In the late 18th and early 19th centuries, English became the donor language for translations into Indian languages in Science, Engineering, and Medicine. Meanwhile, Philosophy, Religion and Literature moved in the opposite direction, with Sanskrit playing the donor-language role for translations into European languages. A detail which is usually forgotten is that before the English learnt Sanskrit, it was scholars of Arabic and Persian who mediated between Europe and India. In such a context, can any language in our midst be labelled alien or seen as a threat to another language community? We should hope not.
The 70th year of our Independence is a good time both to acknowledge the imperishable empire of the English language which will forever link our countries, and to look at the first direct translation (without mediation) into English of a Sanskrit work — all 700 verses of that stupendous cosmological poem, the Bhagavad Gita.

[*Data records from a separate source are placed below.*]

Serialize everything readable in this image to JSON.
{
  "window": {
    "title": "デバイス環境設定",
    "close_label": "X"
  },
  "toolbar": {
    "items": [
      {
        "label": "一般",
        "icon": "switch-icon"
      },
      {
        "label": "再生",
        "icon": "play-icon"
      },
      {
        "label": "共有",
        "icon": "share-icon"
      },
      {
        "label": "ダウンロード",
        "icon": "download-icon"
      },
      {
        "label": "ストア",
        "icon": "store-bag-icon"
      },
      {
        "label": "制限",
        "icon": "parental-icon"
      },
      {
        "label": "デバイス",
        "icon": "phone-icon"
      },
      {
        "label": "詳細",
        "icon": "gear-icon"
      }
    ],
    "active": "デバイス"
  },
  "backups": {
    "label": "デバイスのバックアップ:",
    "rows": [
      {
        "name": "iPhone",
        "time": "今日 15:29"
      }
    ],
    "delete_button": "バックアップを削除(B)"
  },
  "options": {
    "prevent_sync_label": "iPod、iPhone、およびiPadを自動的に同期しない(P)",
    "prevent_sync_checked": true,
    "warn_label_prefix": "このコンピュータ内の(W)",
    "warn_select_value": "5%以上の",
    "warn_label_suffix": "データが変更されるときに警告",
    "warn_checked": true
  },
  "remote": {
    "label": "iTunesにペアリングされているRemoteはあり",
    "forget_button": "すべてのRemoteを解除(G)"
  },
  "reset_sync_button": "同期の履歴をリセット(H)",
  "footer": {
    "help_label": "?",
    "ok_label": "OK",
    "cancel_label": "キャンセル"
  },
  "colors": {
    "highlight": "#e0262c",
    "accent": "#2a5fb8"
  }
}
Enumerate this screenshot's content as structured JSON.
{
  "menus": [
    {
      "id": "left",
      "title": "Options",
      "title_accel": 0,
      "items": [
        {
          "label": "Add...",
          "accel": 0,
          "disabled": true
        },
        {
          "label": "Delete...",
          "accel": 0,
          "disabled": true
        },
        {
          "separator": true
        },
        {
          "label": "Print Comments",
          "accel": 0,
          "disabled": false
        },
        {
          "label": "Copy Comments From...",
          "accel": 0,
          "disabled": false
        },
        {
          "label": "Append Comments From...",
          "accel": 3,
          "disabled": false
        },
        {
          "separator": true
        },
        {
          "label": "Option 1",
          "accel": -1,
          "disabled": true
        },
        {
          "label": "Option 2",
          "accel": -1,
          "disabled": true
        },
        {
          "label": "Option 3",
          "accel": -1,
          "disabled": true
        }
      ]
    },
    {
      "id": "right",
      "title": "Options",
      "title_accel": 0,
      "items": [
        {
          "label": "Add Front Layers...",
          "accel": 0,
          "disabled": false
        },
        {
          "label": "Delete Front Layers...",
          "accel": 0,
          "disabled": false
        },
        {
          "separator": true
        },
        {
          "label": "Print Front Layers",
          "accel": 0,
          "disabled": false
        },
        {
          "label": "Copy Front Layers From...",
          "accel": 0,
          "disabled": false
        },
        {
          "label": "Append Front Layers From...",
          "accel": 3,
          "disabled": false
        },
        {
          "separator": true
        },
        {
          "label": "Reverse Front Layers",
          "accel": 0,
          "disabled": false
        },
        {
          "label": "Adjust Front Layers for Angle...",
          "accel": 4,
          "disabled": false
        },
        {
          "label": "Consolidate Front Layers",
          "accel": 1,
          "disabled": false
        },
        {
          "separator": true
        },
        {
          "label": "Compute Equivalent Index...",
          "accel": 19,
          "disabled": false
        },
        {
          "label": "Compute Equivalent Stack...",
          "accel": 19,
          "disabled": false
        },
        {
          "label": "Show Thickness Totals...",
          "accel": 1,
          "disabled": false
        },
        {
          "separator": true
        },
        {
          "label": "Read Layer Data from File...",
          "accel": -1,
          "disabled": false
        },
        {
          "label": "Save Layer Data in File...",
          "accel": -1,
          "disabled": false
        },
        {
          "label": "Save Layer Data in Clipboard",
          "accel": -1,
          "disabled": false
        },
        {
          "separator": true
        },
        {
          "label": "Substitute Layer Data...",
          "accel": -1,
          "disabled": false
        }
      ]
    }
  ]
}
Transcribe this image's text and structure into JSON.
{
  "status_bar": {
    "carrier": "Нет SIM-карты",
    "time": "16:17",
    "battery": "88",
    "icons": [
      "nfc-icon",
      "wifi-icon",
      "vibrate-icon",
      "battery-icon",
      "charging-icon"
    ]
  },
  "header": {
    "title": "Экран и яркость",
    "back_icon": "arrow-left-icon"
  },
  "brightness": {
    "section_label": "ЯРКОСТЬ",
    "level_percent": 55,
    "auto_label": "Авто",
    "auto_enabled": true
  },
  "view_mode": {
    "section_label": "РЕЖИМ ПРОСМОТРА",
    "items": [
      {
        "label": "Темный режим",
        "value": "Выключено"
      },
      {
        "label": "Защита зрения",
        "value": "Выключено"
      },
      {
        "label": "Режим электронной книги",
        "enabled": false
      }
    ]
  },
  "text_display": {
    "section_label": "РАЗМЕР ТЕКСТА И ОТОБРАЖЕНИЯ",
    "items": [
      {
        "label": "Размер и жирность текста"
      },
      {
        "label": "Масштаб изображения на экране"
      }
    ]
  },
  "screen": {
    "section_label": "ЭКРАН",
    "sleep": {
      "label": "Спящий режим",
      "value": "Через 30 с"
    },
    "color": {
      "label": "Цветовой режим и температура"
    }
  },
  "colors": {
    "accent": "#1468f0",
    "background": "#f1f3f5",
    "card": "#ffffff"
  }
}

In the 1780s, Governor General Warren Hastings decided that, in all fairness, efficient administration in India should rest on an understanding of the ‘shasters’ (shastras). There began a policy of reverse acculturation whereby British officials were trained to fit into the native environment so as to better assimilate Indian ways of thinking. The goal was two-way: to introduce the West to the grandeur of Sanskrit literature and to reintroduce to Indians their own forgotten treasures buried under foreign conquests. Yet another ‘ology’ came into being — Indology.
Though there had been earlier translations of the Bhagavad Gita, they had been carried out with the help of interlocutors and joint scholarship. Typically, a Maulvi would explain in Persian what he had understood of the Sanskrit. The receiving Englishman transferred into English what he had understood of the Maulvi’s Persian presentation. But in November 1784 came the first direct translation of it from the Sanskrit into English.
Charles Wilkins, senior merchant to the East India Company, sought the help of a group of Bengali pundits. On wages of a rupee a day, their job was to check his translation of the Gita. Step one.
Step two: Support for publication because then, as now, translators needed patrons and promoters. In a letter dated November 19, 1784, written from ‘Banaris’, Charles Wilkins submitted his translation of his Bhagvat-Geeta to Warren Hastings. The translator’s preface mentions that the dialogue contained the grand mysteries of the Hindoo religion, going on to state that ‘the doctrines of Kreeshna’ were at variance with the ignorance of the kind of worship that the translator saw around him. A few pages later: “Small as the work may appear, it has more teaching than the Revelations.” Need one wonder at the bitterness of missionary and evangelical attacks that followed?
In a letter to Andrew Fuller dated April 23, 1796, the Serampore missionary, William Carey, wrote that if only the Mahabharata could, like the Iliad, be viewed as a work of poetic genius, it would be all right; but to know that it was, unlike the Greek epic, “the ground of faith for millions of men” made it abhorrent.
“Like (ow) in bow” is one of Wilkins’ guides to pronunciation in his translation; and the cast of characters will make any Indian smile: Bhaurut, Nekool and Sahadeo, Yoodishteer, Dooryodun — all of whom underwent a series of adventures “with a wonderful fertility of genius and pomp of language in a thousand sublime descriptions.”
Shall we end with what the patron of this translation wrote about the Gita to his Court of Directors? “… it will survive when the British dominion in India shall have long ceased to exist, and when the forces which it once yielded of wealth and power are lost to remembrance.” Did this add to the anger against him at his impeachment?
Though the Gita has seen hundreds of better English translations since the one commemorated in this article, this November deserves a pranaam to its first translator in another November more than two centuries ago.
Mini Krishnan edits translations for Oxford University Press, India.